Recent publications have evaluated the survival of SARS-CoV-2 on different surfaces. According to van Doremalen et al., the environmental stability of SARS-CoV-2 is up to three hours in the air post-aerosolisation, up to four hours on copper, up to 24 hours on cardboard and up to two to three days on plastic and stainless steel, albeit with significantly decreased titres. SARS-CoV-2 was also detected on objects such as the self-service printers used by patients to self-print the results of their exams, desktop keyboards

Virus was detected most commonly on gloves (15.4% of samples) and rarely on eye protection (1.7%)
In general, alcohol-based disinfectants (ethanol, propan-2-ol, propan1-ol) have been shown to significantly reduce infectivity of enveloped viruses like SARS-CoV-2, in concentrations of 70-80% with one minute exposure time.

Cleaning options for non-healthcare premises after the presence of a suspected or confirmed case of COVID-19

In the event a suspected or confirmed case of COVID-19 has been in a specific location (e.g. public waiting area, office space, hotel room, as well as a regular houseroom for self-isolation), this should be first well
ventilated with fresh air for a minimum of 1 hour, and thereafter carefully cleaned with a neutral detergent, followed by decontamination of surfaces using a disinfectant effective against viruses.
 Cleaning procedure, use of disinfectants and textile cleaning should follow the instructions outlined in the section above for healthcare settings
 Disposable, single-use cleaning equipment is suggested.
 Staff engaged in environmental cleaning in public spaces after a suspected or confirmed COVID-19 person was present should wear personal protective equipment (PPE) as follows:
 surgical mask
 uniform and single-use plastic apron
 gloves.
 For the cleaning of a household room where a COVID-19 patient was isolated, the same procedures apply. The cleaning person should wear gloves and a surgical mask.
 Hand hygiene should be performed each time after removing gloves or mask.
 Waste material produced during the cleaning should be placed in a separate bag, which can be disposed in
the unsorted garbage.

Cleaning options for all type of premises during the COVID-19 pandemic

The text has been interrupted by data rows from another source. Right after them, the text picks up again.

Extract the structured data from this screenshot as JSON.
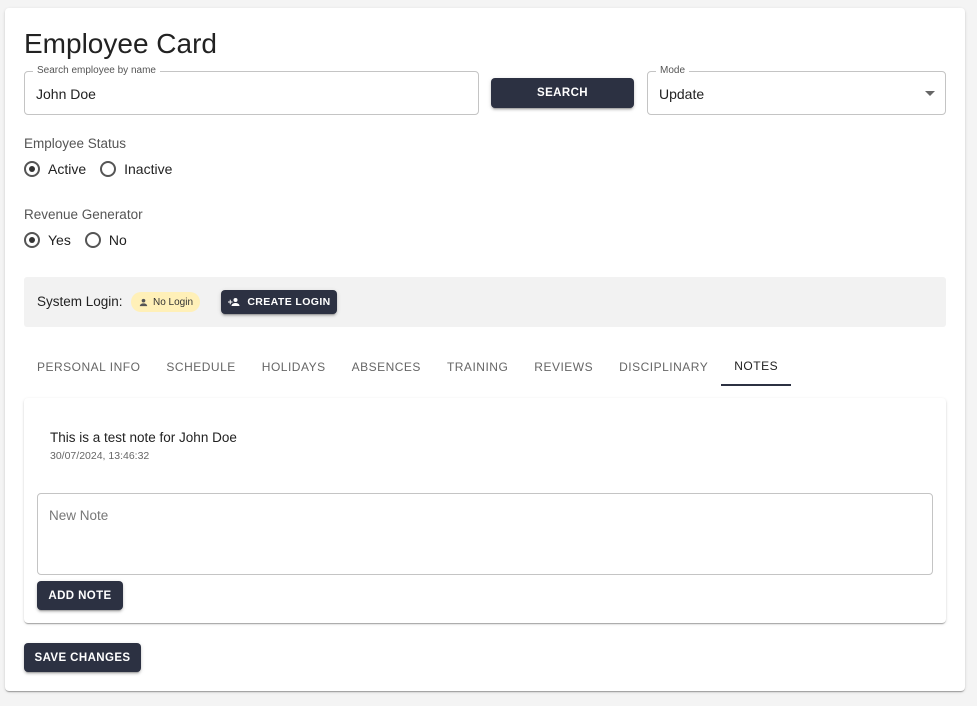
{
  "page": {
    "title": "Employee Card"
  },
  "search": {
    "legend": "Search employee by name",
    "value": "John Doe",
    "button_label": "SEARCH"
  },
  "mode": {
    "legend": "Mode",
    "value": "Update"
  },
  "employee_status": {
    "label": "Employee Status",
    "options": [
      {
        "label": "Active",
        "checked": true
      },
      {
        "label": "Inactive",
        "checked": false
      }
    ]
  },
  "revenue_generator": {
    "label": "Revenue Generator",
    "options": [
      {
        "label": "Yes",
        "checked": true
      },
      {
        "label": "No",
        "checked": false
      }
    ]
  },
  "system_login": {
    "label": "System Login:",
    "status_chip": "No Login",
    "create_button": "CREATE LOGIN"
  },
  "tabs": [
    {
      "label": "PERSONAL INFO",
      "active": false
    },
    {
      "label": "SCHEDULE",
      "active": false
    },
    {
      "label": "HOLIDAYS",
      "active": false
    },
    {
      "label": "ABSENCES",
      "active": false
    },
    {
      "label": "TRAINING",
      "active": false
    },
    {
      "label": "REVIEWS",
      "active": false
    },
    {
      "label": "DISCIPLINARY",
      "active": false
    },
    {
      "label": "NOTES",
      "active": true
    }
  ],
  "notes": {
    "items": [
      {
        "text": "This is a test note for John Doe",
        "timestamp": "30/07/2024, 13:46:32"
      }
    ],
    "new_note_placeholder": "New Note",
    "add_button": "ADD NOTE"
  },
  "footer": {
    "save_button": "SAVE CHANGES"
  },
  "colors": {
    "primary_button": "#2c3142",
    "chip_background": "#fff0b8",
    "login_bar_background": "#f2f2f2"
  }
}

When cleaning premises attended by the public, we recommend to change equipment between spaces attended by the public and spaces dedicated to the employees, and to proceed as follows:
 Frequently touched surfaces should be cleaned as often as possible (at least daily and if possible more frequently). Examples of these surfaces are doorknobs and door bars, chairs and armrests, tabletops, light switches, handrails, water taps, elevator buttons, etc.
 The use of a neutral detergent for the cleaning of surfaces in general premises (i.e. not for premises where a suspected or confirmed case of COVID-19 has been) should be sufficient.
 The cleaning of public toilets, bathroom sinks and sanitary facilities used by several people (e.g. in shopping centres, airports, etc.) should be carefully performed. Consider the use of a disinfectant effective against
viruses, such as 0.1% sodium hypochlorite, or other licensed viricidal products following the instructions for use provided by the manufacturer.
 Staff engaged in environmental cleaning should wear PPE when performing cleaning activities. The use of the usual set of PPE (e.g. uniform – which is removed and frequently washed in warm water – and gloves) is
enough for the protection when cleaning general premises.
 The cleaning material should be properly cleaned (see Table 1) at the end of every cleaning section.

 Hand hygiene should be performed each time PPE such as gloves are removed.
 Waste material produced during the cleaning should be placed in the unsorted garbage.

Source: European Centre for Disease Prevention and Control

Full document at: https://bom.to/B23OJ6